Component data from apps and pages:
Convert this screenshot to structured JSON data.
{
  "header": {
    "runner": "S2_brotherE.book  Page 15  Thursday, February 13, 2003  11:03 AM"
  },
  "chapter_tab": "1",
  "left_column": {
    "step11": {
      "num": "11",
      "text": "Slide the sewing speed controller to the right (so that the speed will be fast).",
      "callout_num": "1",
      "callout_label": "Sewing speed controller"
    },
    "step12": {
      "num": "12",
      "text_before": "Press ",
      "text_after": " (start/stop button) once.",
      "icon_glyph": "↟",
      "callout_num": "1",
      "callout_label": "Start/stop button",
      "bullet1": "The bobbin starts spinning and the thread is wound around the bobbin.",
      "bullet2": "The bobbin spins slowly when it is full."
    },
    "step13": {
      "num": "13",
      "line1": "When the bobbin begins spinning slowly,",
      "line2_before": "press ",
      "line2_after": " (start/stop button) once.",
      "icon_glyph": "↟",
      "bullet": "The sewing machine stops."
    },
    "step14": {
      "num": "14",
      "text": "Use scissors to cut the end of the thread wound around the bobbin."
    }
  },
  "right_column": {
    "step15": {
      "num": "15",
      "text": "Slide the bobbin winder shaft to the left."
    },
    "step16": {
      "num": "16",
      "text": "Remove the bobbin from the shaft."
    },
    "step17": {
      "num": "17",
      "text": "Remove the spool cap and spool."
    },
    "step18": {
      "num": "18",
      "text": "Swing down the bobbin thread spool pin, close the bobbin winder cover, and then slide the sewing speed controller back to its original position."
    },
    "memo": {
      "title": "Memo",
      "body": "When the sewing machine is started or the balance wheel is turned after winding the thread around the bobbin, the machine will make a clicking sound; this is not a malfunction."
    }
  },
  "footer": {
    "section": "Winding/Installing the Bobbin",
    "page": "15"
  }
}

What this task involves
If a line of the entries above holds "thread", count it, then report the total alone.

Problem solution
4